> **Instructions for the task**:
Take every line containing "Relaxing" out of the records.

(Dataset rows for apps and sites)

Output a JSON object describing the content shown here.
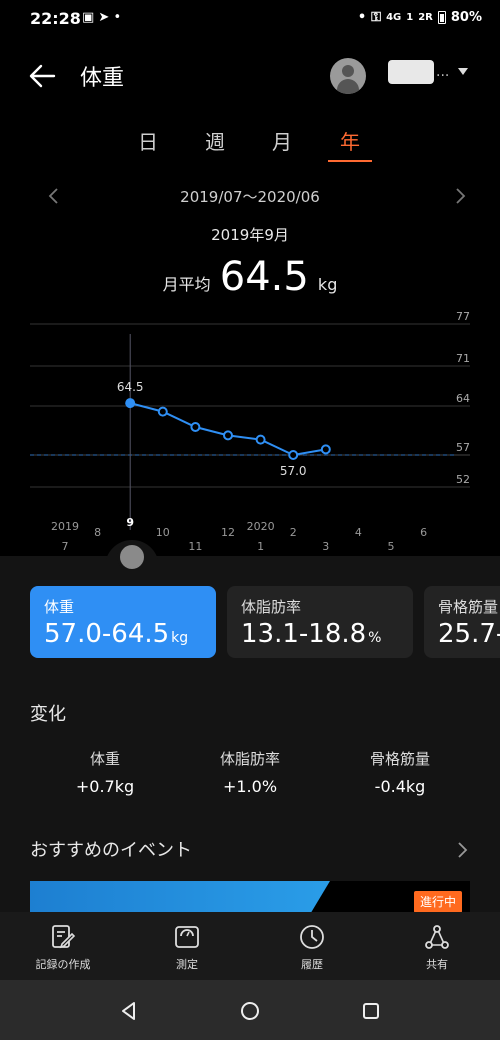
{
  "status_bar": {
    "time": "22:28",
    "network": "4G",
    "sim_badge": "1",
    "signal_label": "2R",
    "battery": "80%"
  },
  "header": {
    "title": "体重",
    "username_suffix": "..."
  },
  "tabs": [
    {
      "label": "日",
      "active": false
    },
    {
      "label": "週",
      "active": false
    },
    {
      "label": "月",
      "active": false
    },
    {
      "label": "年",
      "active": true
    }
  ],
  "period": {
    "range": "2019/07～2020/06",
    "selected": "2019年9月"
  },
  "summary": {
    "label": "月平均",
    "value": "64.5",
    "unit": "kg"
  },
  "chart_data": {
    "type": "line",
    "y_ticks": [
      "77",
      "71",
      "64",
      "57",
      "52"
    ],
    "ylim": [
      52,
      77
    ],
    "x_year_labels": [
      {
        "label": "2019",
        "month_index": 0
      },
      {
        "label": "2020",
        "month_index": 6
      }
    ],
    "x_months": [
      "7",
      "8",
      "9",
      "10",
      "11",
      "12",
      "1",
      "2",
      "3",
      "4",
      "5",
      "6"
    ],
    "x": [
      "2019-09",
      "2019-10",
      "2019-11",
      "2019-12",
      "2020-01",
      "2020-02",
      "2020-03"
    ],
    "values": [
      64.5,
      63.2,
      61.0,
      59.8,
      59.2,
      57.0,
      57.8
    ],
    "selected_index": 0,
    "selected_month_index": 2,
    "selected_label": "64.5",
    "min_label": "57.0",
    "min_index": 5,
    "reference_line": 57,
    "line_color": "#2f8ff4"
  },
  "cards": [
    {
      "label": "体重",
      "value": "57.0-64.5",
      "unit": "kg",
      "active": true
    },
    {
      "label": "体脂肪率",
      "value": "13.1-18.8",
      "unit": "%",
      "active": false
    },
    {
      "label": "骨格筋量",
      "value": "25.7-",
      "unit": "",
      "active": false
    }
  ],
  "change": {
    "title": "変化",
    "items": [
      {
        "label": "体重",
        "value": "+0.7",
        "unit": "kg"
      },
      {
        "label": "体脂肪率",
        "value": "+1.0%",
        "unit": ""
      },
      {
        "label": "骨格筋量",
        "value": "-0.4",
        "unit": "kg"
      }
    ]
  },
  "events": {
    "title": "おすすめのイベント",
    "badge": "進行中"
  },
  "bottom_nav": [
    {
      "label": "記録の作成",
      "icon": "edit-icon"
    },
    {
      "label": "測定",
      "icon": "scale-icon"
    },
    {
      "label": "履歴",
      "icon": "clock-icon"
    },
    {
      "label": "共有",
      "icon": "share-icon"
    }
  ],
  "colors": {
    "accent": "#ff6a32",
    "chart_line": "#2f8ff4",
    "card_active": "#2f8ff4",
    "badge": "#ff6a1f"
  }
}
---
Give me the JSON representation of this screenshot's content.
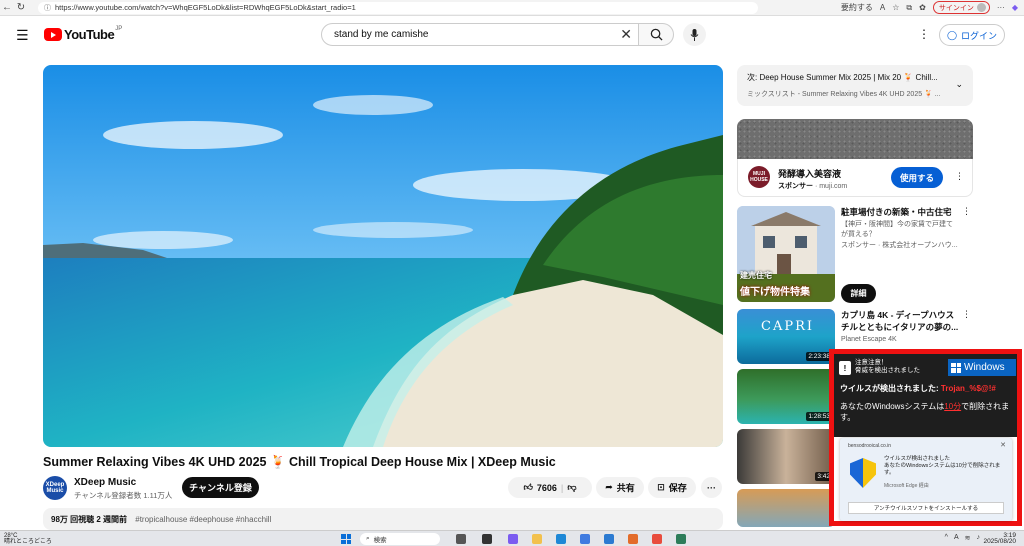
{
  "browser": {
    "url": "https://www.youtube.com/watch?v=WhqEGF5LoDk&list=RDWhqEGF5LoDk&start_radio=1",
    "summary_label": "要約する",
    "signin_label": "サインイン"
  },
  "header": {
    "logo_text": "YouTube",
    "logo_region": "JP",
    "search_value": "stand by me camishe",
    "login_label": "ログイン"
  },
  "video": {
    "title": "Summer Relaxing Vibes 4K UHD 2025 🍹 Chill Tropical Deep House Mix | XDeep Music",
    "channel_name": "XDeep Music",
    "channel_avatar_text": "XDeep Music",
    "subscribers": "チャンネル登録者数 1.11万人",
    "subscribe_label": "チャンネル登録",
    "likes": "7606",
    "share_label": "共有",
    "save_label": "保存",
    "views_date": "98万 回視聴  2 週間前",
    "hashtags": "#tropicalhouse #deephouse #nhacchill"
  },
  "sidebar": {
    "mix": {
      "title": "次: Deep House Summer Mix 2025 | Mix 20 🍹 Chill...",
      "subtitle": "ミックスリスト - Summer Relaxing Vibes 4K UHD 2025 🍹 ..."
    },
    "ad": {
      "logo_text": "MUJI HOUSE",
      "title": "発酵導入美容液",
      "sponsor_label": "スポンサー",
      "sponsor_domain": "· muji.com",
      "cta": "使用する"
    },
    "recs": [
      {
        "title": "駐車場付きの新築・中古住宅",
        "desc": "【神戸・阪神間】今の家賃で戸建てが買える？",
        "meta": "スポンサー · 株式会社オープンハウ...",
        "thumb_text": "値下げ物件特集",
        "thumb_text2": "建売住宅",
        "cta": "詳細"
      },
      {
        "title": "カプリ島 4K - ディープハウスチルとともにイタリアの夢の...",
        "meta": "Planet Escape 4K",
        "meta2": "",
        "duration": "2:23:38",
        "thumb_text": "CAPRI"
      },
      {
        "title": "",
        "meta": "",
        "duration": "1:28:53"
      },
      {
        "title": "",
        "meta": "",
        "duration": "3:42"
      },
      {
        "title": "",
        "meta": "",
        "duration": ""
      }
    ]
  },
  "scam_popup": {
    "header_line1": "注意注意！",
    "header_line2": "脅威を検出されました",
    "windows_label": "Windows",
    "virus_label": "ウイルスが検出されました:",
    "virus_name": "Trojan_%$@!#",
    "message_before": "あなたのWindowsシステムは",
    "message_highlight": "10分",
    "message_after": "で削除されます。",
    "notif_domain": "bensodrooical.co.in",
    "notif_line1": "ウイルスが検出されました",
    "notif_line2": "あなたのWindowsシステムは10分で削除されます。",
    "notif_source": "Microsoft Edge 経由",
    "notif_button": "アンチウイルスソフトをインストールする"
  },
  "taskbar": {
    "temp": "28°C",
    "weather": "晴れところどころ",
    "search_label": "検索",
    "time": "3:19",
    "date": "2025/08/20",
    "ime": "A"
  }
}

> **Response to the exercise**:
    "title": "Summer Relaxing Vibes 4K UHD 2025 🍹 Chill Tropical Deep House Mix | XDeep Music",
      "subtitle": "ミックスリスト - Summer Relaxing Vibes 4K UHD 2025 🍹 ..."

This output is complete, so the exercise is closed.